“This region also inspires the Bank to think big. Last year, the Bank led a loan syndication of $965 million for South Africa’s Eskom, the highest in Africa’s history – to support it to develop 13,000 MW of power generation capacity. The Bank is strongly supporting the government of DRC towards the development of the Inga Dam, which if we all get right, will turn on the lights for all of Africa.”
President Adesina also emphasized the importance of investments in the agriculture sector if the SADC region is to accelerate its growth. He reiterated the Bank’s support for the SADC Agricultural Policy and Investment Plan to transform agriculture. Agriculture is Africa’s biggest asset and yet it remains largely untapped.

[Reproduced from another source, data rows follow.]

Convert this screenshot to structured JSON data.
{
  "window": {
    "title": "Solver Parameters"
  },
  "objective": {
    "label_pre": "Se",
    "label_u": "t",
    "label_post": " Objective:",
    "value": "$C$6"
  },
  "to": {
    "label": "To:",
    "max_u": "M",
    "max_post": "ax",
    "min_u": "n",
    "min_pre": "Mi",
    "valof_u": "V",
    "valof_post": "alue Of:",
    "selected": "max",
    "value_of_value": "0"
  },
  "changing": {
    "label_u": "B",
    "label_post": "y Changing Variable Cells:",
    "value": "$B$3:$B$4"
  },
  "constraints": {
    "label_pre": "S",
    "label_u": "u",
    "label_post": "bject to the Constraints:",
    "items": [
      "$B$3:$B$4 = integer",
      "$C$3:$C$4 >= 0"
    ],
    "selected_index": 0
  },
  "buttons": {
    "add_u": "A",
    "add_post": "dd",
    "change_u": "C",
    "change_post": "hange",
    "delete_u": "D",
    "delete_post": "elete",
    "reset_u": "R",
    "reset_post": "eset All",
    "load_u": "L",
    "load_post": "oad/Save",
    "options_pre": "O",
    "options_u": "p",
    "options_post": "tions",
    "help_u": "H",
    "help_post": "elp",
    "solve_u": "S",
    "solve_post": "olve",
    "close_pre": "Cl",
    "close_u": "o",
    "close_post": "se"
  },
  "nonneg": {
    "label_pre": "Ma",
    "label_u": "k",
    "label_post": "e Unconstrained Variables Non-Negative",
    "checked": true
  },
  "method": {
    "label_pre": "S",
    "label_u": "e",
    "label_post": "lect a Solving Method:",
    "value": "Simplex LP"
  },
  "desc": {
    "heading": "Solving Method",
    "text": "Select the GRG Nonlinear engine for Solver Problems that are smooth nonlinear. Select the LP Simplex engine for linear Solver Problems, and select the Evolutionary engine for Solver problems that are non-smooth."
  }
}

The size of the food and agriculture market on the continent will rise from current $330 billion to $1 trillion by 2030. He urged leaders to think differently about this sector: “Agriculture is not a way of life and it is not a development activity. Agriculture must be treated as a business for wealth creation. Africa must feed itself, instead of spending $35 billion a year importing food. That is why the African Development Bank is providing $24 billion to support agriculture in the next ten years.”
In tandem with agriculture, there must be a focus on climate change, he said, the impact of which has seen food prices escalate in the SADC region. The African Development Bank provided $549 million in 2016 to support countries in East and Southern Africa affected by droughts, and will invest $1.1 billion this year for the Bank’s Say No to Famine initiative to tackle drought affected African countries. “Africa can no longer suffer in silence,” he said. “I ask that the Heads of State of the SADC region support my call for the Green Climate Fund and the Global Environment Facility to co-pay for disaster risk insurance premiums for all African countries, to the African Risk Capacity facility.”
Adesina also threw his support behind the efforts of SADC leaders to make industrialization a priority: “Developed nations add value to everything that they produce, while poor nations export raw materials. Africa must quit being at the bottom of the global value chains and move to rapidly industrialize, with value addition to everything that it produces. Africa must work for itself, its people, not exporting wealth to others. That is why the African Development Bank strongly applauds and supports the agenda of industrialization of the SADC. The Bank will provide support for the development of special economic zones and industrial parks and equity financing, where appropriate, for major industries.”
The resources required to fast track Africa’s development are immense but Africa must also mobilize domestic resources. Africa has over $334 billion in pension funds, $164 billion in sovereign wealth funds. The size of Africa’s pension funds is estimated to rise to $1 trillion by 2030. What is needed is for Africa to mobilize these institutional investments into much-needed infrastructure. To further attract global pension funds and sovereign wealth funds and other institutional investors to Africa, the African Development Bank has launched the Africa Investment Forum which will take place next year. Adesina concluded his address by urging leaders to continue supporting the AfDB by way of a general capital increase for the Bank, in order for it to fulfill its mandate of enabling Africa’s accelerated growth and development within the next ten years.